25 May 2020


We look forward to welcoming our boys back to this beautiful campus.


To help us with our strategic thinking during this time of lockdown, we have engaged with Grant Ashfield of “Leadership Works”, who has previously led the management team through the work of Patrick Lencioni and the advantages of a healthy and smart organization (“The Advantage”, “The Five Dysfunctions of a Team”, “The Ideal Team Player”).  Amongst other things, Grant challenges us to think of a new “rallying cry”.

The Rallying Cry is not a slogan. Rather, it is a short-term goal, which is contextual and responsive to the current situation. It involves multiple tasks focused on “the most important thing right now”. As such it is more than a slogan, and much is packed behind the rallying cry.  The rationale behind the thinking of the rallying cry is centered on these ideas: current context, our ethos, and whether it is actionable.

“A rallying cry serves the organizations with three primary functions: one, it creates an indisputable focus that transcends divisions, verticals and business units. Two: it unites those disparate parts of the company (or organization) with a purpose that is rooted in something both higher and deeper. Three: it catalyzes those companies — and the humans within — to work together in pursuit of a singular business vision. It also taps deeply into what motivates human beings at our core: feeling part of something bigger than ourselves.” (

Senior staff Mr Prav Iyer and Mr Shaun McCabe investigated various options, and the management team chose the following as the Clifton Rallying Cry.

Sindawonye! Together we endure & rise!

Sindawonye is an isiZulu word meaning: We are together. Community is a core belief at Clifton, and this fits our vision for transformation that sees the use of a single, powerful word. Together as a community, we are meeting the challenges of a global crisis, together we overcome these challenges and together we will succeed and emerge stronger.

It is important that we look ahead and maintain the momentum that has existed since lockdown. Only as a community, we will go forwards, and from this crisis, we will emerge stronger and better as a school, as professionals, as families and as individuals.

The greatest irony is that in isolation we have become closer and with technology we are now present in each other’s lives.
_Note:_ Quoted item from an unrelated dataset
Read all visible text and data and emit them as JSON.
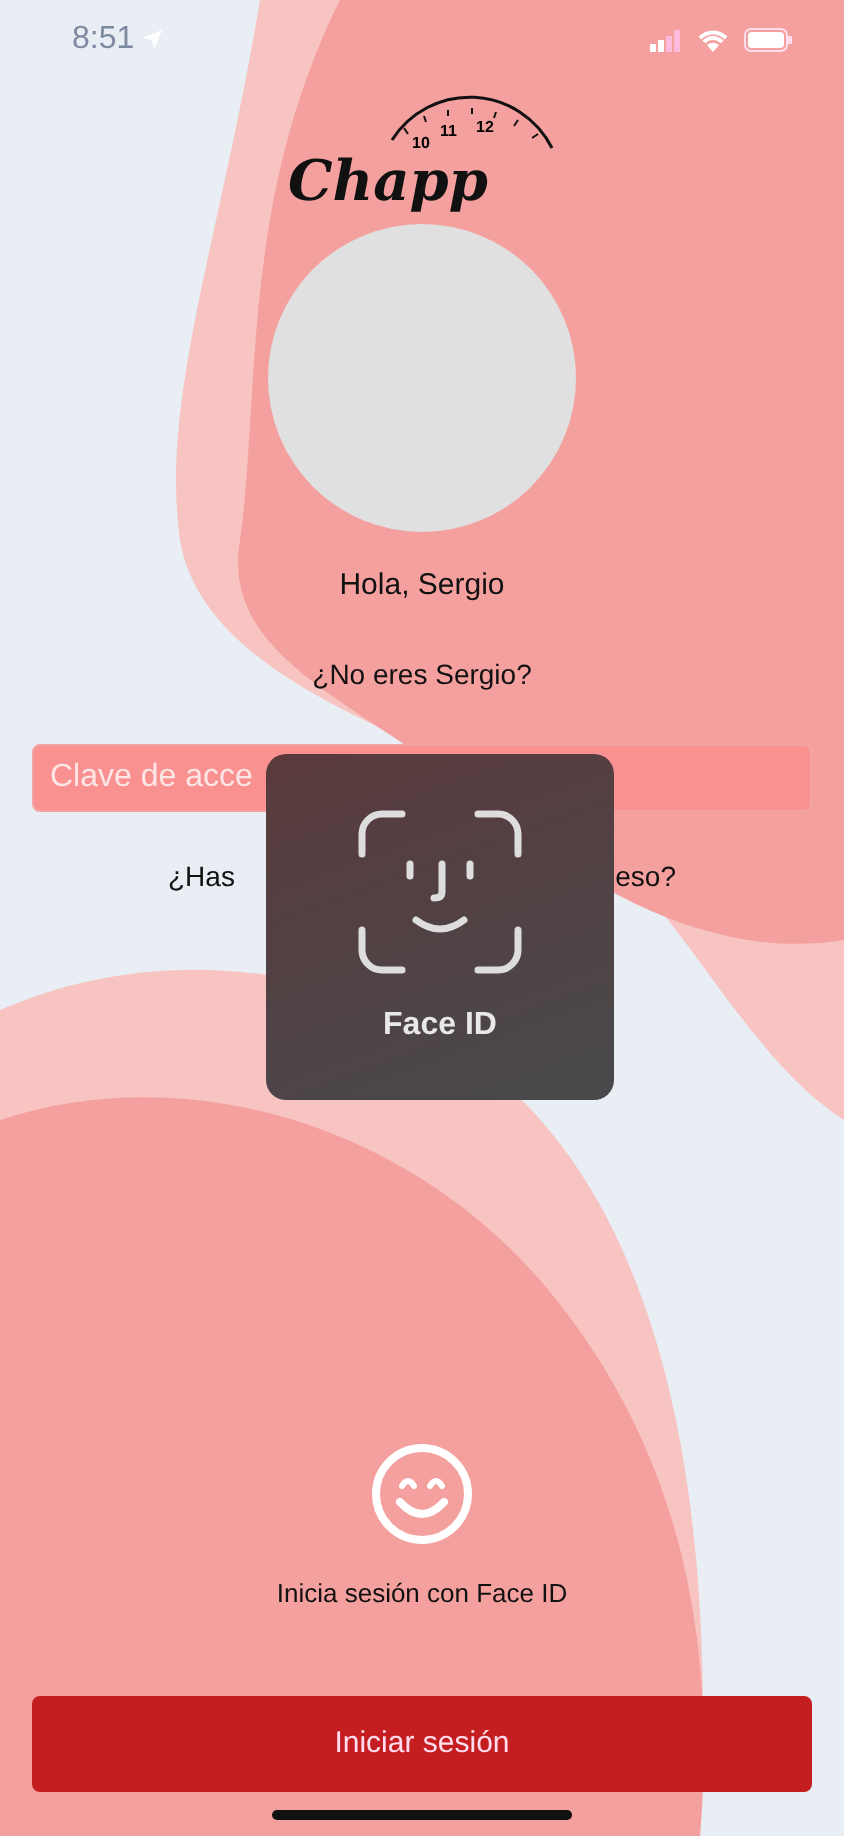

Crucial to our community overcoming the current situation is working together with boys and families to meet the challenges of this global crisis. From the difficulties we are experiencing, we will change how we work, how we relate and how we live.
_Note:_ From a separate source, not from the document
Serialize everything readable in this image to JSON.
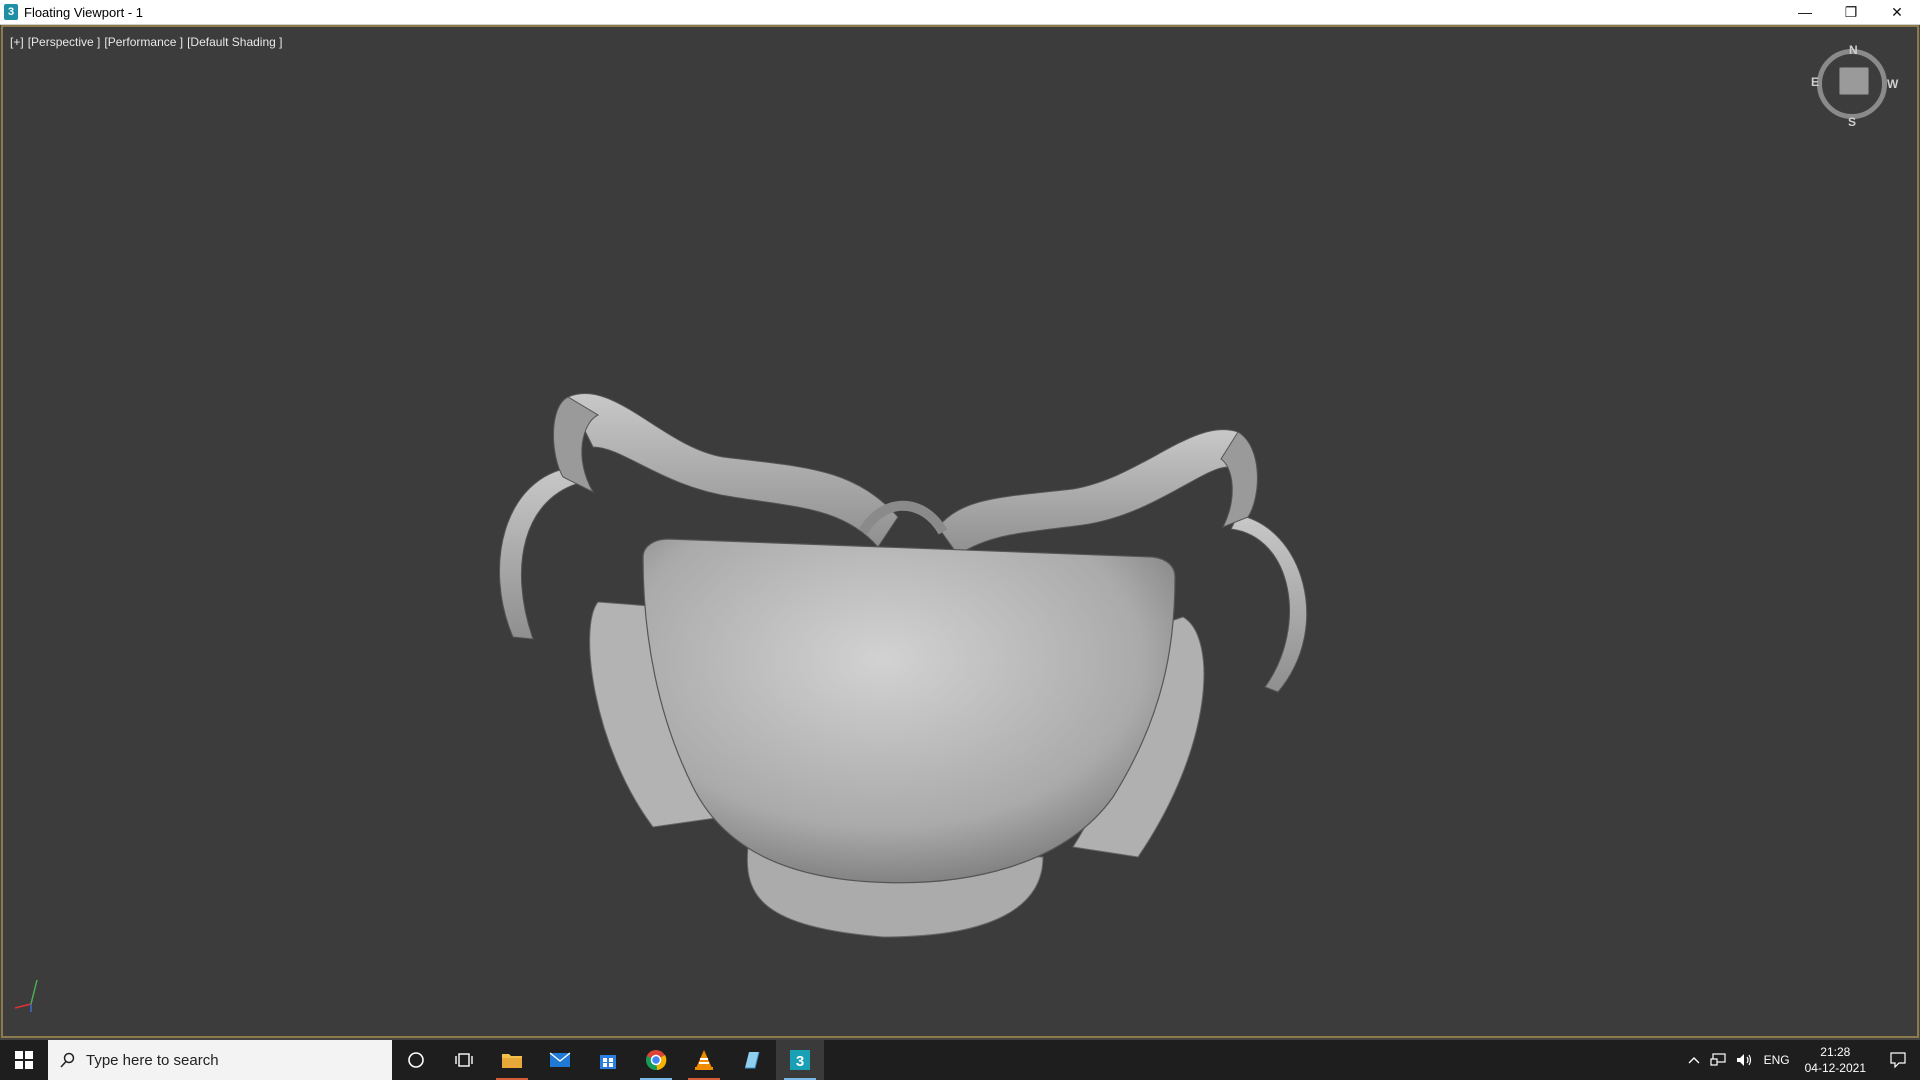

As a school, we are facing unprecedented challenges in the world, and as individuals in diverse communities in a complex world – these very challenges are overturning old ways of thinking, working, relating and living. With each and every hurdle that we overcome we move forwards towards a new vision for the world.